Return the lines below in which the string "Orange" occurs.
━━━ MATERIAL FOR THIS EXERCISE
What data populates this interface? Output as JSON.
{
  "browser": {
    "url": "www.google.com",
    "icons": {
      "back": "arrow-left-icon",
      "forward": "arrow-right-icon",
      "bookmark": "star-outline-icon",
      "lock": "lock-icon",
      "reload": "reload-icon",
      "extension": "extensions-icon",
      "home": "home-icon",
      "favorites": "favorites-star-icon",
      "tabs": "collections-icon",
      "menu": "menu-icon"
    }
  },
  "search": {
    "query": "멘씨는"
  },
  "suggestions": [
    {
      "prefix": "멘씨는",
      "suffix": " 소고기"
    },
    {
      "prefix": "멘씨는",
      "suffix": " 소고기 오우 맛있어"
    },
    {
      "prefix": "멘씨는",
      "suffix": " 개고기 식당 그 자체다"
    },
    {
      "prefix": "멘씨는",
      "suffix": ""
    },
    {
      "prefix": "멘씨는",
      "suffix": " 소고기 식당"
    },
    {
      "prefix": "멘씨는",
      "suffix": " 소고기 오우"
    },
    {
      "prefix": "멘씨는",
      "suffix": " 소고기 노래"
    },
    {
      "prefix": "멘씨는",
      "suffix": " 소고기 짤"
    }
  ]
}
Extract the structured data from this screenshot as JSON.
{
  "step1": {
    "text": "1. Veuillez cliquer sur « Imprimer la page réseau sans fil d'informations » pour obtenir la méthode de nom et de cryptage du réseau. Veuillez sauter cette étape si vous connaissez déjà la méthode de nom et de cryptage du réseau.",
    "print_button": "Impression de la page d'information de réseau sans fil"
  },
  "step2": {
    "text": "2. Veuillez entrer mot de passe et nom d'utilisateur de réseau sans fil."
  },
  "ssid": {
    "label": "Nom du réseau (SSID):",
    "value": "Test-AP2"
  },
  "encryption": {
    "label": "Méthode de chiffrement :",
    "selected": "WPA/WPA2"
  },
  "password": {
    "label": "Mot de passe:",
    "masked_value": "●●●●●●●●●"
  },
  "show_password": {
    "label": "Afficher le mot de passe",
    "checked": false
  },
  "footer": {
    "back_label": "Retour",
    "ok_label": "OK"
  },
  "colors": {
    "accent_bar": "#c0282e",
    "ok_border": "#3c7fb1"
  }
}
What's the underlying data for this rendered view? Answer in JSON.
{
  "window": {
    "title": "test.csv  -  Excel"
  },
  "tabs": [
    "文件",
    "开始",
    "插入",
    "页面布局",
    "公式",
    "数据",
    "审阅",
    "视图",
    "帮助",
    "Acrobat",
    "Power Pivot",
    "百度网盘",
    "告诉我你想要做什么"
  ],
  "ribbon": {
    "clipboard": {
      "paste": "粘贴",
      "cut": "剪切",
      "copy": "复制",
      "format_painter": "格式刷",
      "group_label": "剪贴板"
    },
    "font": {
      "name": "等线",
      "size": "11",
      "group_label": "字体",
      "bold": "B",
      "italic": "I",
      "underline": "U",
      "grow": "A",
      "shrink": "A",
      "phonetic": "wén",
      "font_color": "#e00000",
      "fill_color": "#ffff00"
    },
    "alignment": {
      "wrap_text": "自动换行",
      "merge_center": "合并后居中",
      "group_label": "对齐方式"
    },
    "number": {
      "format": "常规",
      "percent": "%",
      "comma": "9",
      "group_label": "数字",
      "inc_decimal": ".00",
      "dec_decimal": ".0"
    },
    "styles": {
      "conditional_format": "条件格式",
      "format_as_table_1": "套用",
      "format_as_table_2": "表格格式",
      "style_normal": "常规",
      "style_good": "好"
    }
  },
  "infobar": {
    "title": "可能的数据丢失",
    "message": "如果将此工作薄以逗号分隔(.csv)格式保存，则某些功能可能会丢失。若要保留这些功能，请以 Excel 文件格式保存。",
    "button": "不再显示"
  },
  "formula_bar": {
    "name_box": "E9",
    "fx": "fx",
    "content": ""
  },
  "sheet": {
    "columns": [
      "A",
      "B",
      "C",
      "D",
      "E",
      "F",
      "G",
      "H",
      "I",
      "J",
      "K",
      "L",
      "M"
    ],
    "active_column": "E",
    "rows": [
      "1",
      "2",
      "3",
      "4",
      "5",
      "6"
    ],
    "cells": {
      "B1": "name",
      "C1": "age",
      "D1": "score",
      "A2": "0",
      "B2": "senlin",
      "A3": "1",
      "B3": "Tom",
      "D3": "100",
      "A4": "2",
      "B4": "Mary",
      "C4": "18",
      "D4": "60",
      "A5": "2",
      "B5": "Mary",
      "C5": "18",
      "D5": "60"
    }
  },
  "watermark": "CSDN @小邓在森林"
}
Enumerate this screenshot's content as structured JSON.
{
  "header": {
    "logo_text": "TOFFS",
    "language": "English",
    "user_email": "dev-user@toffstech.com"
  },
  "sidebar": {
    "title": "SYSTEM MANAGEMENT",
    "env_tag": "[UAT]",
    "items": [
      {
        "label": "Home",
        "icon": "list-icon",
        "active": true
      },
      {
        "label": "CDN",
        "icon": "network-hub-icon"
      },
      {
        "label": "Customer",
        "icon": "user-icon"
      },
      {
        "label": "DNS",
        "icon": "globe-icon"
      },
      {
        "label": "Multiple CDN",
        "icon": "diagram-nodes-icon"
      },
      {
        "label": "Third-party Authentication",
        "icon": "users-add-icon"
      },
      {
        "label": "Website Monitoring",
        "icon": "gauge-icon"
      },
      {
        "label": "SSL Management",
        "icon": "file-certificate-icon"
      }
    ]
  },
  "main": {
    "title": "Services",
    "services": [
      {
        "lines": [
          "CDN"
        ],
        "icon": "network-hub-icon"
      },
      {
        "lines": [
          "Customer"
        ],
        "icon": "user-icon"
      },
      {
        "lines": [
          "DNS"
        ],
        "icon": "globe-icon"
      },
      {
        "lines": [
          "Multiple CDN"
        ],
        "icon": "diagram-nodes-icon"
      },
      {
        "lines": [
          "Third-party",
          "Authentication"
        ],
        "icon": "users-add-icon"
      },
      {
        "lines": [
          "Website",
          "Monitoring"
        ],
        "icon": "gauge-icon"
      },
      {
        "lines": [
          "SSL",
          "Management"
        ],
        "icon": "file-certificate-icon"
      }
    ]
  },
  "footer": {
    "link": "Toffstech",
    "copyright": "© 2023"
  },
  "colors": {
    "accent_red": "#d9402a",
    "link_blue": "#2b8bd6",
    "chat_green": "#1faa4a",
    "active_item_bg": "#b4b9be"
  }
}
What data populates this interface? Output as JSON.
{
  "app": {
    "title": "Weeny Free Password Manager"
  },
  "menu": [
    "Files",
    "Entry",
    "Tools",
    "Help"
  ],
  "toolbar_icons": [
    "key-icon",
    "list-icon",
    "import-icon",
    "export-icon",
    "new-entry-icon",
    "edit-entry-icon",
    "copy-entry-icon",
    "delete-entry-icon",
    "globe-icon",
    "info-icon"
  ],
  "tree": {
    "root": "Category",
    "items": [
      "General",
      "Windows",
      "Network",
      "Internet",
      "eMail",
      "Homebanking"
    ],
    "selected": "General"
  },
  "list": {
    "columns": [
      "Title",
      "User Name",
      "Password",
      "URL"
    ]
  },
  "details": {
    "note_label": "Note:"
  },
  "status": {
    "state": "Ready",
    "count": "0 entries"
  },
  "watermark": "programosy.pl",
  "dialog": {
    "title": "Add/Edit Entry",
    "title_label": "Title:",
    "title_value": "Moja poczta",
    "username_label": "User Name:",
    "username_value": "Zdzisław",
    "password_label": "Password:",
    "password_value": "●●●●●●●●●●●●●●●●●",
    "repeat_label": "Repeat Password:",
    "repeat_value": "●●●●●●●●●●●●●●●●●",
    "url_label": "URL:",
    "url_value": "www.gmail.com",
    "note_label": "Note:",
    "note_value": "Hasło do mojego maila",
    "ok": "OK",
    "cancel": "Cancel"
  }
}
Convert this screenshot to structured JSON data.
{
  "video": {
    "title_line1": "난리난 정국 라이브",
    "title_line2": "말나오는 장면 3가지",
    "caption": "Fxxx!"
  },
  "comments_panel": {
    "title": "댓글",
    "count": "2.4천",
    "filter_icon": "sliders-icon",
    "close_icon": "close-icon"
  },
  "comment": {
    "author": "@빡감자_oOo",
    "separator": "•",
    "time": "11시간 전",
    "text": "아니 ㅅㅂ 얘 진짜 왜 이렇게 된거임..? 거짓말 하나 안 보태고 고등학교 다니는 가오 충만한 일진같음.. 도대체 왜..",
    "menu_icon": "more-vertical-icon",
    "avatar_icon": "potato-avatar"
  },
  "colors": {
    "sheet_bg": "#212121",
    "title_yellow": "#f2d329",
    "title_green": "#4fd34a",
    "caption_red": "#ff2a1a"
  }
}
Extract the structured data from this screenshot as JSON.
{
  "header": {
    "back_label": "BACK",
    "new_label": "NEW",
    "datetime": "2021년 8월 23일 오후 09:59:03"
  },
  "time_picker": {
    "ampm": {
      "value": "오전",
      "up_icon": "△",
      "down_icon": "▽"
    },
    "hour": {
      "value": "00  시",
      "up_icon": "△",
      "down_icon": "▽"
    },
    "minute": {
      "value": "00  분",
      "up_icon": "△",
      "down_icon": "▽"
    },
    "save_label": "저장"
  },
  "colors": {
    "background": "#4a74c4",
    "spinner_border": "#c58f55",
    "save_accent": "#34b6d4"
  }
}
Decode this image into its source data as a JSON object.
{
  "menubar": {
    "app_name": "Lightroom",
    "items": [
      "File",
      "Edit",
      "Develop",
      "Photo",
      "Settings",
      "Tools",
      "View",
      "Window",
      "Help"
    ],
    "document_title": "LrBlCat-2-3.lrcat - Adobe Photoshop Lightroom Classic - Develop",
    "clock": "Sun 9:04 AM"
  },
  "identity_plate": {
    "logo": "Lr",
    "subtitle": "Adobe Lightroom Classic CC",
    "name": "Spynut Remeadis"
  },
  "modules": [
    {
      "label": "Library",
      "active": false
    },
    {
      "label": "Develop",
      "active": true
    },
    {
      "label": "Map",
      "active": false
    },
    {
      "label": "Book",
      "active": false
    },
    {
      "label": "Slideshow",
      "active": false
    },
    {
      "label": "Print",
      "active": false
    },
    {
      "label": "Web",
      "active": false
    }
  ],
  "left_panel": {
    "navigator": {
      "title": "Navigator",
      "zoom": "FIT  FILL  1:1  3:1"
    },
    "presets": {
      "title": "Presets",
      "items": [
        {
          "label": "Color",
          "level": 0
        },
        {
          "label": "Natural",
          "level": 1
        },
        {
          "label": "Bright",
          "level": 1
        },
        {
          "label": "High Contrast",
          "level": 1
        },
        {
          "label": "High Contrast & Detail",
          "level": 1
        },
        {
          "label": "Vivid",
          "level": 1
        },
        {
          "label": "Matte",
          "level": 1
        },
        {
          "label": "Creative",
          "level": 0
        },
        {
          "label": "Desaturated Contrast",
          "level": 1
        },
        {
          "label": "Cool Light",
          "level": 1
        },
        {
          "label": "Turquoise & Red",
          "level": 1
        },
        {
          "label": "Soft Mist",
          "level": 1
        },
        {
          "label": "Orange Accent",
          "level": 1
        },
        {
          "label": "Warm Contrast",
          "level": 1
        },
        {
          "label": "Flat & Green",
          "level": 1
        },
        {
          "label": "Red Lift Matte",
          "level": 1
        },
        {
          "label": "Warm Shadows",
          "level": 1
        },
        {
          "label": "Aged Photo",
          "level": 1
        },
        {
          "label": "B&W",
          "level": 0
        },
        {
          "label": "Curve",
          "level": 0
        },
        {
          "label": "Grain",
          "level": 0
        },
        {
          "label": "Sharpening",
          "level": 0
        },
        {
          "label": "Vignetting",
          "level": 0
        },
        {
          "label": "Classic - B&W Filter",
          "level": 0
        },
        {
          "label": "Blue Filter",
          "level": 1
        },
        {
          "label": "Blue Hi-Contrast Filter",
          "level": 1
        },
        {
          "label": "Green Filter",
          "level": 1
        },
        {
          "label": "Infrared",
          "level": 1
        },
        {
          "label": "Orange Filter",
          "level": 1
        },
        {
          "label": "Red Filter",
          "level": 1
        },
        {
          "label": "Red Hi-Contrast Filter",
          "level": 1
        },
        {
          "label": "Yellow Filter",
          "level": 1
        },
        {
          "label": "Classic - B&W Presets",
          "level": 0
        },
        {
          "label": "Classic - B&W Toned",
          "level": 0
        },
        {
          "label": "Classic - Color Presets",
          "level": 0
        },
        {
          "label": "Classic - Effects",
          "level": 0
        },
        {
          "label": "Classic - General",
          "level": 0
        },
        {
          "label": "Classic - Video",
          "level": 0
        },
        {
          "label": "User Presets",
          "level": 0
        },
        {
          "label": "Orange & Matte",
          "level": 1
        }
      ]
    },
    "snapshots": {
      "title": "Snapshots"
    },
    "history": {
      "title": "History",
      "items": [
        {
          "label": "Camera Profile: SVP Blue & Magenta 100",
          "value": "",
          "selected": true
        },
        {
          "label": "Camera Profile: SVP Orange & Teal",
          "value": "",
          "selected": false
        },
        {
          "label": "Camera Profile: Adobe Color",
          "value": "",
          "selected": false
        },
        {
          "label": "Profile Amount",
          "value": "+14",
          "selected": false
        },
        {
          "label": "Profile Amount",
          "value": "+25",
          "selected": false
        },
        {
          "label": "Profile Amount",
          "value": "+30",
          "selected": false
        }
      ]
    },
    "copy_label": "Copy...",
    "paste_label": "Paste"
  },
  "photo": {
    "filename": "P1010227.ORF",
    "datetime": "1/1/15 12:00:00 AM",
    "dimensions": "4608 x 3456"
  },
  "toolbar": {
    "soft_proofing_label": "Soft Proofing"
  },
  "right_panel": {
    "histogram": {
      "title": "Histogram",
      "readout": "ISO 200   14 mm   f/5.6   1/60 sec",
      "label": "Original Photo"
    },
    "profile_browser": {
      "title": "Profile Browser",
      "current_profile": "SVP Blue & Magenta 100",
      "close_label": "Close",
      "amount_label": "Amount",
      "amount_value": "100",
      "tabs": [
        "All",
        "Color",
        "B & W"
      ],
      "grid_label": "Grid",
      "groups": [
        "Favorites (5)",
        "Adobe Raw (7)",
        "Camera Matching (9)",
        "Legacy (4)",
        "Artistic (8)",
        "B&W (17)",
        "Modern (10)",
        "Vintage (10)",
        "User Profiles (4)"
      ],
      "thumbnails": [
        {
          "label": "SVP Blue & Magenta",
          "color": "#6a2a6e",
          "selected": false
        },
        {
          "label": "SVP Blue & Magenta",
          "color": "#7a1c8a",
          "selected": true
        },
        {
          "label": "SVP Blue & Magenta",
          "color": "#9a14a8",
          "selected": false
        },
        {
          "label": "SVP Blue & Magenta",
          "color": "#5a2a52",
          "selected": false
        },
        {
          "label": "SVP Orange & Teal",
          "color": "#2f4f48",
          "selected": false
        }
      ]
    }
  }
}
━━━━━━
**ANSWER SPACE**.
          "label": "Orange Accent",
          "label": "Orange Filter",
          "label": "Orange & Matte",
          "label": "Camera Profile: SVP Orange & Teal",
          "label": "SVP Orange & Teal",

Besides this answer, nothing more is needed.